#### Interface dataset entries:
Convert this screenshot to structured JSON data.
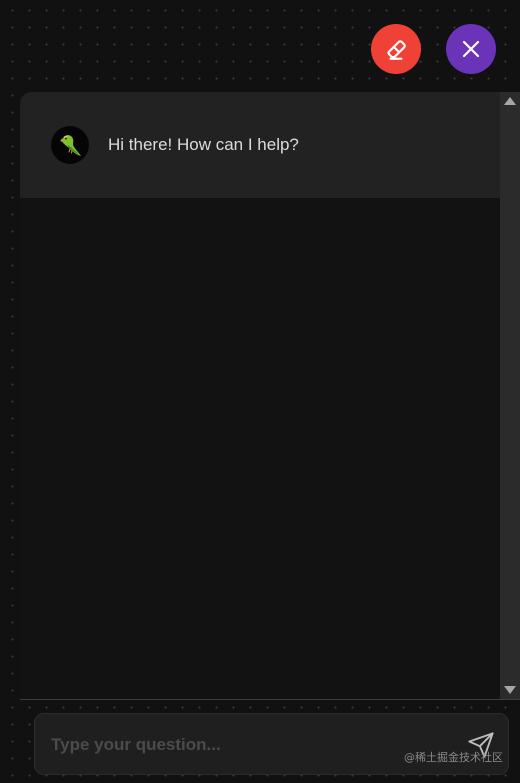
{
  "header_actions": {
    "clear_icon": "eraser-icon",
    "close_icon": "close-icon",
    "clear_color": "#ef4136",
    "close_color": "#6a33b8"
  },
  "messages": [
    {
      "sender": "bot",
      "avatar_icon": "parrot-icon",
      "text": "Hi there! How can I help?"
    }
  ],
  "input": {
    "placeholder": "Type your question...",
    "value": "",
    "send_icon": "send-icon"
  },
  "watermark": "@稀土掘金技术社区"
}
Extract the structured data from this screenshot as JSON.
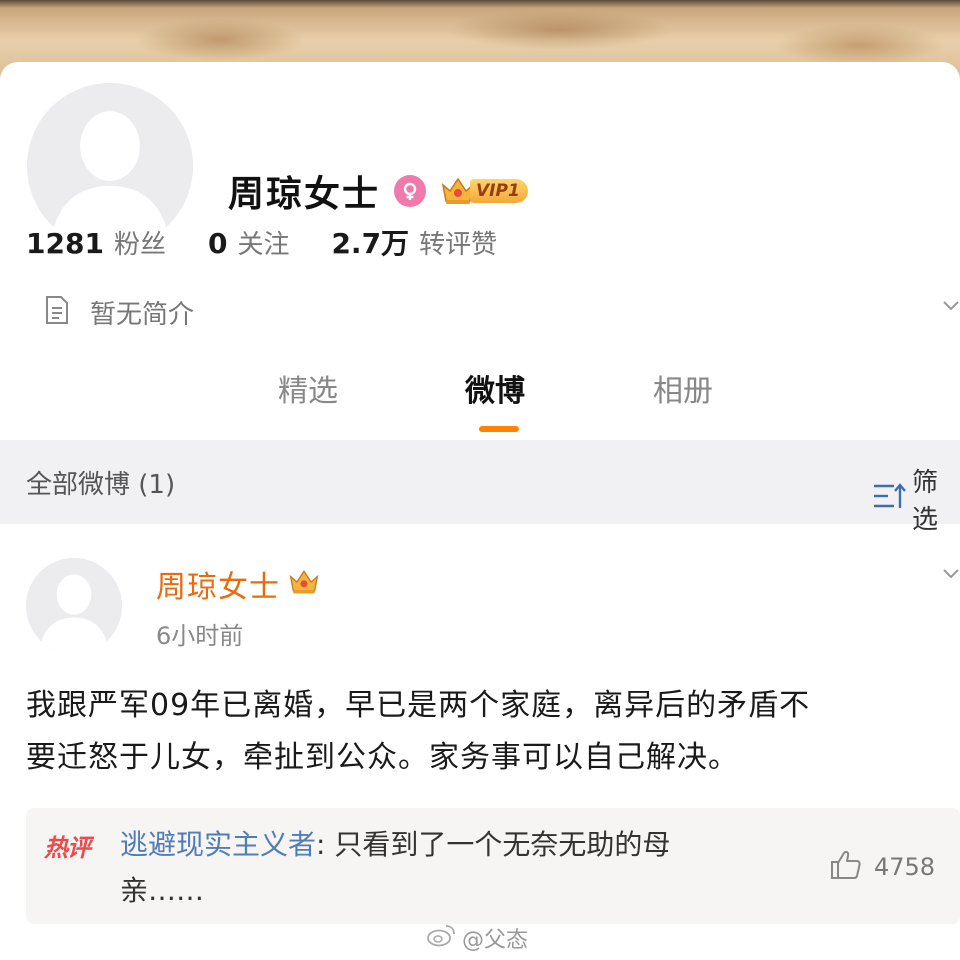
{
  "profile": {
    "name": "周琼女士",
    "vip_label": "VIP1",
    "stats": [
      {
        "value": "1281",
        "label": "粉丝"
      },
      {
        "value": "0",
        "label": "关注"
      },
      {
        "value": "2.7万",
        "label": "转评赞"
      }
    ],
    "bio": "暂无简介"
  },
  "tabs": [
    {
      "label": "精选",
      "active": false
    },
    {
      "label": "微博",
      "active": true
    },
    {
      "label": "相册",
      "active": false
    }
  ],
  "filter": {
    "title": "全部微博 (1)",
    "button_label": "筛选"
  },
  "post": {
    "author": "周琼女士",
    "time": "6小时前",
    "body_line1": "我跟严军09年已离婚，早已是两个家庭，离异后的矛盾不",
    "body_line2": "要迁怒于儿女，牵扯到公众。家务事可以自己解决。",
    "hot_comment": {
      "tag": "热评",
      "author": "逃避现实主义者",
      "separator": ": ",
      "text_line1": "只看到了一个无奈无助的母",
      "text_line2": "亲……",
      "likes": "4758"
    }
  },
  "watermark": "@父态",
  "colors": {
    "accent": "#ff8200",
    "author_orange": "#e86b10",
    "comment_author_blue": "#4f7db8",
    "hot_tag_red": "#ea4c4c",
    "gender_pink": "#f07aa9"
  }
}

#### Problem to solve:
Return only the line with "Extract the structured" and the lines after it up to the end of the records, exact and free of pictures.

#### Output below:
Extract the structured data from this screenshot as JSON.
{
  "profile": {
    "name": "周琼女士",
    "vip_label": "VIP1",
    "stats": [
      {
        "value": "1281",
        "label": "粉丝"
      },
      {
        "value": "0",
        "label": "关注"
      },
      {
        "value": "2.7万",
        "label": "转评赞"
      }
    ],
    "bio": "暂无简介"
  },
  "tabs": [
    {
      "label": "精选",
      "active": false
    },
    {
      "label": "微博",
      "active": true
    },
    {
      "label": "相册",
      "active": false
    }
  ],
  "filter": {
    "title": "全部微博 (1)",
    "button_label": "筛选"
  },
  "post": {
    "author": "周琼女士",
    "time": "6小时前",
    "body_line1": "我跟严军09年已离婚，早已是两个家庭，离异后的矛盾不",
    "body_line2": "要迁怒于儿女，牵扯到公众。家务事可以自己解决。",
    "hot_comment": {
      "tag": "热评",
      "author": "逃避现实主义者",
      "separator": ": ",
      "text_line1": "只看到了一个无奈无助的母",
      "text_line2": "亲……",
      "likes": "4758"
    }
  },
  "watermark": "@父态",
  "colors": {
    "accent": "#ff8200",
    "author_orange": "#e86b10",
    "comment_author_blue": "#4f7db8",
    "hot_tag_red": "#ea4c4c",
    "gender_pink": "#f07aa9"
  }
}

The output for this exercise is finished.